It’s Thanksgiving for U.S. service members overseas, but the mission doesn’t take a holiday and neither do the troops.
In Syria, soldiers patrol towns and villages.
For Sergeant William Mills from the 82nd Airborne, it’s the little things he’s grateful for, like moments with local children.
“It kind of takes your mind elsewhere, you kind of forget the situation you’re in. It’s nice to kinda just relax and hangout,” he says.
Slices of home like turkey and pie are all takeaway this year because of the pandemic.
Chief Medical Officer Chris Call thought his primary concern would be combat injuries, instead, he’s set up quarantine wards at a base in northern Iraq for the more than 100 soldiers infected with the coronavirus.
“COVID has really united us as a humanity on this base, as opposed to all of our individual units. It’s really, in a lot of ways, brought us together in a way that I never could have imagined,” he says.
But the spirit of the season isn’t lost on Specialist Sherif Tijaniabimbola.
The apache mechanic immigrated from Nigeria four years ago.
“I’m feeling grateful that I’m on a path to make a better life for my family. To make a better future for my child,” he says.

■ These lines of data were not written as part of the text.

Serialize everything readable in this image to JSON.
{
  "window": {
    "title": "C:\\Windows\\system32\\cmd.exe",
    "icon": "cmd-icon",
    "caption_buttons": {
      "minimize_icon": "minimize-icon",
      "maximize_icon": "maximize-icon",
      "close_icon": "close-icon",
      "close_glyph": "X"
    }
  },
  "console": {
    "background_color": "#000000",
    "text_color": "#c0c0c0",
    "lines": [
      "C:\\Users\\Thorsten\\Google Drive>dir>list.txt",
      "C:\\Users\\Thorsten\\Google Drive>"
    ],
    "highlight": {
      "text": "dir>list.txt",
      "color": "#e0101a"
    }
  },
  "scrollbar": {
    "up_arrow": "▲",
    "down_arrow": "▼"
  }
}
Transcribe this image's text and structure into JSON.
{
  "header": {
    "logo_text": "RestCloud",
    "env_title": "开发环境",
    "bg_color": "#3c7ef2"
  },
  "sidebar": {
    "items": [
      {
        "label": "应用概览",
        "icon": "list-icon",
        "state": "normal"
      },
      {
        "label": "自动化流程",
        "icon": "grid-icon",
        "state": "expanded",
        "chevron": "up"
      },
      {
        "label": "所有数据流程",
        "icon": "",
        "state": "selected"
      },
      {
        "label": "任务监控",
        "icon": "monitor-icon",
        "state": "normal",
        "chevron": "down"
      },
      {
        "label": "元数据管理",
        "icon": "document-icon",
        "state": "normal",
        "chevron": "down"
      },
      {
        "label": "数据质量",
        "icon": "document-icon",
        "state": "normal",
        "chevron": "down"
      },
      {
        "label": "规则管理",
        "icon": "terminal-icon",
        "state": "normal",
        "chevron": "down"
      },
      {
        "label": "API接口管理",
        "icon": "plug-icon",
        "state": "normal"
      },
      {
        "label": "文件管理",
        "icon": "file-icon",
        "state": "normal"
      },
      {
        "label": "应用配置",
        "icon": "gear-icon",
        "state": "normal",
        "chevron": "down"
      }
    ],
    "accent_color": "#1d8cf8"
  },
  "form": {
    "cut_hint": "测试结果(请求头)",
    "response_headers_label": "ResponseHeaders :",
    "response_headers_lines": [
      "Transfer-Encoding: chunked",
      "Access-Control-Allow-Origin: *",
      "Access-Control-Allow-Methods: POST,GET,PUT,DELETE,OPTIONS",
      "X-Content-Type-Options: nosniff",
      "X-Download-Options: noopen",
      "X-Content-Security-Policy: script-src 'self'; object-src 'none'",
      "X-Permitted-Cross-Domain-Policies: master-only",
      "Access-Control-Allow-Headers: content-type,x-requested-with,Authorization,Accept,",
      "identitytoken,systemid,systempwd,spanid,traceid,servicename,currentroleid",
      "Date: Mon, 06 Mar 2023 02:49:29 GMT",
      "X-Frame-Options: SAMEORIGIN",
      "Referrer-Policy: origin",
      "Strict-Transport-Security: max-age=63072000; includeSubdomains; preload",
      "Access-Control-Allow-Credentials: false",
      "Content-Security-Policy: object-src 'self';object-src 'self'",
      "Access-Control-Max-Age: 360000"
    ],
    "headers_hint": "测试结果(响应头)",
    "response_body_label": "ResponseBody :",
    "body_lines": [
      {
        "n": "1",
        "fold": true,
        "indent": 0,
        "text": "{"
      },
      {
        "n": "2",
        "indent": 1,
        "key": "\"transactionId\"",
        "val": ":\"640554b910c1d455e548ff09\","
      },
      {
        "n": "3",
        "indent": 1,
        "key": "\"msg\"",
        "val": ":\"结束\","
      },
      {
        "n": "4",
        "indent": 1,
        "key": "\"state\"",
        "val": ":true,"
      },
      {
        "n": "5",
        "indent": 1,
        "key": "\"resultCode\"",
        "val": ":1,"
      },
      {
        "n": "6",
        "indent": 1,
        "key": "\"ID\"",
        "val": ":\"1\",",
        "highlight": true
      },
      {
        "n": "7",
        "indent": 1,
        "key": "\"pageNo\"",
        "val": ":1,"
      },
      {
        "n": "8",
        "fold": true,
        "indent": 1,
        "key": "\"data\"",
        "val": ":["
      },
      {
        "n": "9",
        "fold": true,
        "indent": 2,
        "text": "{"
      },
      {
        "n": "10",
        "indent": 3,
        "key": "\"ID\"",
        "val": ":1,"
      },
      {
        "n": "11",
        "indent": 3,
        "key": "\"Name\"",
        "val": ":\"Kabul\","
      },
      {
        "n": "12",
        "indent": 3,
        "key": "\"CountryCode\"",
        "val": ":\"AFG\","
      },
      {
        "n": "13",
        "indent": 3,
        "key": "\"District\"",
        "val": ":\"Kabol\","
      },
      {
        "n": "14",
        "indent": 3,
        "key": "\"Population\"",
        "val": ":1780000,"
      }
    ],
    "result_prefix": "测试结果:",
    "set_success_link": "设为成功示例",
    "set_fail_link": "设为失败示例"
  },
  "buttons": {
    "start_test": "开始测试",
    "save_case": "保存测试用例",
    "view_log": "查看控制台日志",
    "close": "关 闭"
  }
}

The U.S. is expected to withdraw about 500 of the 3,000 troops currently based in Iraq. About a thousand are still serving in Syria.